Coming off of a recent family vacation, it dawned on me how much this whole "traveling with baby" concept terrified me. I remember my first flight with Lennon when she was only 5 months old and thinking, "Oh my God, please don't let us be 'those people' on the flight." Obviously, I was referring to "those people" who have that screaming, inconsolable kid who could not be calmed, soothed, tamed or even bribed into being well-behaved. We've all seen it and many of us have experience it.
For those of you who have yet to travel with baby, let me leave you with a few words of advice: don't worry. And, here's why.
First, chances are your kid is going to be fine. Airplanes tend to work as giant sound machines and typically will put your baby right to sleep. I know that this past weekend marked Lennon's sixth flight and going to and from Austin, she slept 80% of the time (the other 20% she played and ate her puffs). If you can, plan your flight according to nap times and let them play themselves tired before the flight. Most airports are equipped with playgrounds, and if not, you can find other creative ways to keep them busy. Let them watch the planes come and go or make a game out of counting the people around you. The more energy they exert before the flight, the better. If you baby is not yet mobile, then chances are, your baby will fall asleep shortly after take off anyways.
Second, let's say the loud humming of the engines and air conditioning don't put your little one to sleep, you need a plan B. Your plan b should be: Distractions. The one good thing about traveling with baby is that I always get dibs on the window seat and my husband cannot and will not argue. Mainly because I have to nurse, but secondly is because if your flight isn't blessed with wifi or in-flight TV, the window acts as both to your babe. And, the person sitting next to the window, usually holds the baby (now you see why he's so quick to give it up!) Show her the clouds, bright Sun, and just about anything else there is to see, and describe each thing to her as if you were watching an educational program.
If you and your partner get stuck with the window/aisle assignment, ask the person next to you trade. If that doesn't work, come equipped with toys and treats and bring them out at intervals. My husband and I treat each toy as if it were brand new and generate an excitement around each one. This usually buys us about 10 minutes per toy, so plan accordingly based on your scheduled flight time. If that still doesn't work, bribery with snacks is usually a good failsafe. When in doubt, puff it out and have a picnic on your lap.

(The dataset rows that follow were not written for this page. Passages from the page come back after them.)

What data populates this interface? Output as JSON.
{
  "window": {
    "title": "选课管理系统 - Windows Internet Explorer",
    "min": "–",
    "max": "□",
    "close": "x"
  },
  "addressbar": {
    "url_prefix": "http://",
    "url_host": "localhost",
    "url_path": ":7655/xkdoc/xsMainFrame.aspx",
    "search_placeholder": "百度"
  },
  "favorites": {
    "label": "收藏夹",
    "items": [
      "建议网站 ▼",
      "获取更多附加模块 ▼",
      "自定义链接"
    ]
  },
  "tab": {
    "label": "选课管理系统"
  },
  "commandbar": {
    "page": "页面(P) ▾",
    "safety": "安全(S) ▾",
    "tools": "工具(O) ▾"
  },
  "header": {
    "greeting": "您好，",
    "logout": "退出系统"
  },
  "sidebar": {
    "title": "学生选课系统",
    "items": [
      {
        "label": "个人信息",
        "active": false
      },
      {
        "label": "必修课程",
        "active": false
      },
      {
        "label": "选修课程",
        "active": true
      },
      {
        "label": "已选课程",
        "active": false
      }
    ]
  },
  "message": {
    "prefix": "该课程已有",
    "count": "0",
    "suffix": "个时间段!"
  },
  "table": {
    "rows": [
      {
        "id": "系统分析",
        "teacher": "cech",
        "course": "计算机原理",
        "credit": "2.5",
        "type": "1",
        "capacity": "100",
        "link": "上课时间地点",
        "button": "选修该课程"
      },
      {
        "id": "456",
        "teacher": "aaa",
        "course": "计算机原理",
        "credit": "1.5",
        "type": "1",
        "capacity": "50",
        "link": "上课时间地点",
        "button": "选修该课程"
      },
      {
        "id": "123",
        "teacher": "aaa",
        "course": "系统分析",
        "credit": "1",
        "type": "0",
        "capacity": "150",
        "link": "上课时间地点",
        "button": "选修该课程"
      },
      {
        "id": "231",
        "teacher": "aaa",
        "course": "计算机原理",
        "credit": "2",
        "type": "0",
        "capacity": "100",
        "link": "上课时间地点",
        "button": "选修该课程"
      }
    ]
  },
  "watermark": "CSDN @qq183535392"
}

Last, if your baby doesn't fall asleep and all the toys and puffs in the world don't work, don't stress. Your baby isn't the first to cry on the plane and it won't be the last. The best thing you can do is remain calm and do what you can to help soothe. One time with Lennon I spent the majority of the flight standing in the back with the flight crew because it was the only thing that calmed her. The crew was so incredibly helpful and I got extra snacks! Also, you may notice how helpful other passengers are, especially other parents. If they offer help, take it. This last flight, the guy sitting next to me literally poured me my beer while Lennon was passed out on my arm. He replied, "Five kids." We are all a team here, people.
In the end, the only thing that matters is the safety and comfort of your baby. I know that now as a Lennon gets more comfortable with flying, so do I. And a more relaxed mom equals a more relaxed baby. Keep this in mind if you should be blessed with some alone travel time and you see another tired, stressed out parent. Maybe offer some help or pour them a beer like my angelic passenger did for me. Also, puffs and wine pair very well together when things don't go according to plan or expectation.